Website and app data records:
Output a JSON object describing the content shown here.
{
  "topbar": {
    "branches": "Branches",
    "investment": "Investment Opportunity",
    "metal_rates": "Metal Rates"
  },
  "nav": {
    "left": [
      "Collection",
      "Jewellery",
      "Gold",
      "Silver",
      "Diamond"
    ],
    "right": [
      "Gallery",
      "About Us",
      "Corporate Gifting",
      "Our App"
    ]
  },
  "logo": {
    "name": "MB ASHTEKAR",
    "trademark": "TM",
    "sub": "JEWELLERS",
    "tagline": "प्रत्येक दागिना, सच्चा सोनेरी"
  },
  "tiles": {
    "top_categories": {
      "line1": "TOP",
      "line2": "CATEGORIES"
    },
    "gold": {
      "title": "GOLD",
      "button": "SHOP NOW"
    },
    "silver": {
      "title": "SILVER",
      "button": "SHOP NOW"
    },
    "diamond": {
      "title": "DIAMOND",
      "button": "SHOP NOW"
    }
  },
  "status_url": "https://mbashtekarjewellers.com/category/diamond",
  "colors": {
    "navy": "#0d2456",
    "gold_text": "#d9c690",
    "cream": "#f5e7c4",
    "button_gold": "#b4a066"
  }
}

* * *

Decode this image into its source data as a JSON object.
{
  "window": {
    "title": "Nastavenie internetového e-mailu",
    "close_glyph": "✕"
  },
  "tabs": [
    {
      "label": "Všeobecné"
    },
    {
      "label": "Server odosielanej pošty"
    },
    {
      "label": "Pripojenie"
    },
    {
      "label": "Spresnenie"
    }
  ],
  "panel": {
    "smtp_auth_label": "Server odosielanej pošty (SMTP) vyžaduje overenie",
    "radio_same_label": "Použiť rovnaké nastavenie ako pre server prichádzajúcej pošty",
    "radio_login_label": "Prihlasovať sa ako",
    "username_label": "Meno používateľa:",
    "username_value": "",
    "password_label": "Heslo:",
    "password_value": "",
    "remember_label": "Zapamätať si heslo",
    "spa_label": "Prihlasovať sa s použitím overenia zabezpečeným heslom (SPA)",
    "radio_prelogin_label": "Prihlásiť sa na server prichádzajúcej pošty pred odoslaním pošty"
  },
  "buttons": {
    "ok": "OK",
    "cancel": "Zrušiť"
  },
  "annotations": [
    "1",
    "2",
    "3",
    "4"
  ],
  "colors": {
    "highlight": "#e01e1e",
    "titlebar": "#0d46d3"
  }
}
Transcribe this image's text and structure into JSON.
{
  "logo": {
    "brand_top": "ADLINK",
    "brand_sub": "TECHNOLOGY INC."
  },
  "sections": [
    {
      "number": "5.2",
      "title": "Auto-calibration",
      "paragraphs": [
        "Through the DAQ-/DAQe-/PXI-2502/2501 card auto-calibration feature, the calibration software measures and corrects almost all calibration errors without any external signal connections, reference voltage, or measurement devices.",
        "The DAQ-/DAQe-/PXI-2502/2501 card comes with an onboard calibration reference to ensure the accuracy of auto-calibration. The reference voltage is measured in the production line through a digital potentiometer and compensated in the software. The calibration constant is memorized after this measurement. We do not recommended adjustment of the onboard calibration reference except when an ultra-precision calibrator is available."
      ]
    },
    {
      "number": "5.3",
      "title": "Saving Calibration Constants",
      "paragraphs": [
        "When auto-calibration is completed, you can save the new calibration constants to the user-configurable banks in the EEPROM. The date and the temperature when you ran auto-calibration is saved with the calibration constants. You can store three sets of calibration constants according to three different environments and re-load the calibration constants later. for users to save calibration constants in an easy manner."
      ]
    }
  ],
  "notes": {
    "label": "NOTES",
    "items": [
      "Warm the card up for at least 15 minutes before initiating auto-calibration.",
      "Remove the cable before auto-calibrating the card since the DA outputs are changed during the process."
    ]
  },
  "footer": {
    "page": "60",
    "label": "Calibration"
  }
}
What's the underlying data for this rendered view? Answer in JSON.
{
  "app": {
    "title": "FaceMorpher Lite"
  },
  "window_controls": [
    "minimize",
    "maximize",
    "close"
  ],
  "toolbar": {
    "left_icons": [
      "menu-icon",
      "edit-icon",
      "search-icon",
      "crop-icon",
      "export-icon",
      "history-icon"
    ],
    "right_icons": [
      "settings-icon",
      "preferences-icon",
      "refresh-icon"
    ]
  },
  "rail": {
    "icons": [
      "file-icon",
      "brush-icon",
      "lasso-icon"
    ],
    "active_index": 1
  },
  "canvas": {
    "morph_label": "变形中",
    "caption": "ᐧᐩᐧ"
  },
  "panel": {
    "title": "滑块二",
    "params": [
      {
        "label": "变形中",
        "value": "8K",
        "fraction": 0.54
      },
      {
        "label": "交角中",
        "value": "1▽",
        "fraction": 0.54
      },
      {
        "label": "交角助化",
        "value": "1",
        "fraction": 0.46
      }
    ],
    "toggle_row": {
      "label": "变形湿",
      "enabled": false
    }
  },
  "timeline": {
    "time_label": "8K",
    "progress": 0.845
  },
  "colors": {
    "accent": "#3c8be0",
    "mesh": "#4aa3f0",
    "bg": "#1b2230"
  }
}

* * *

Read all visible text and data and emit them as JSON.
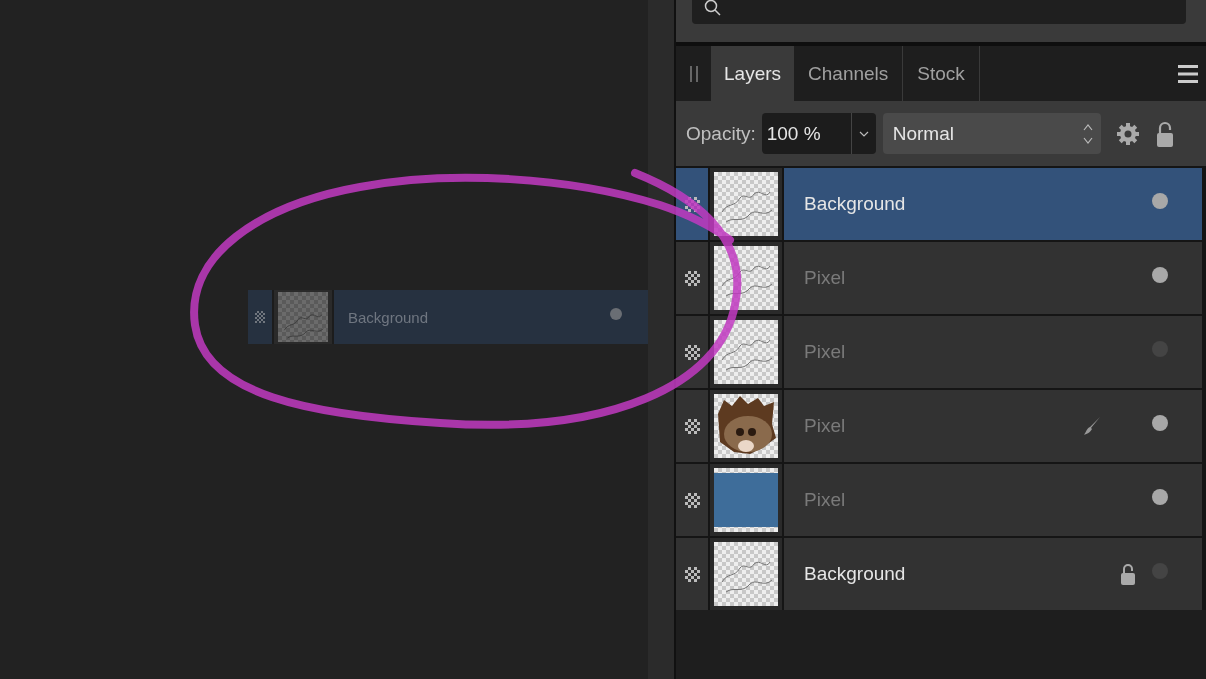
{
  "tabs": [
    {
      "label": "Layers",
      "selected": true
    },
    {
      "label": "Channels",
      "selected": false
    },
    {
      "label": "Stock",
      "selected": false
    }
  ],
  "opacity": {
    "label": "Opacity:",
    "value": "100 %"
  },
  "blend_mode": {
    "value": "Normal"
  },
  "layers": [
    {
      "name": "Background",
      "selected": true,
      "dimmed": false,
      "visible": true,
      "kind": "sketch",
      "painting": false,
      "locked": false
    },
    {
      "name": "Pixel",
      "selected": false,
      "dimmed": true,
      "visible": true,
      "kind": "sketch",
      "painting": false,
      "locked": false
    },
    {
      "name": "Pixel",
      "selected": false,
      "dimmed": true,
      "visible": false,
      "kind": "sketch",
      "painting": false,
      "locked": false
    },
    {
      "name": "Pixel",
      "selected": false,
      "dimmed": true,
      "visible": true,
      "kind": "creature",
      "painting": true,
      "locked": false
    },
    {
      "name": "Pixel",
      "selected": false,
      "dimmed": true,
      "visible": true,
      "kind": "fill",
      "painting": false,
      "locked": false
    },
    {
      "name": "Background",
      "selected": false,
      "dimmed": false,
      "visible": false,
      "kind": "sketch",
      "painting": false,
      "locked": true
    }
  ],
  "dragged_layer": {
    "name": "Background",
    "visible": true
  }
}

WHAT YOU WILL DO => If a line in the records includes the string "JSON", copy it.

ANSWER FOR THE TASK =>
Output a JSON object describing the content shown here.
Decode this image into its source data as a JSON object.
Transcribe this image's text and structure into JSON.
What's the underlying data for this rendered view? Answer in JSON.
Read all visible text and data and emit them as JSON.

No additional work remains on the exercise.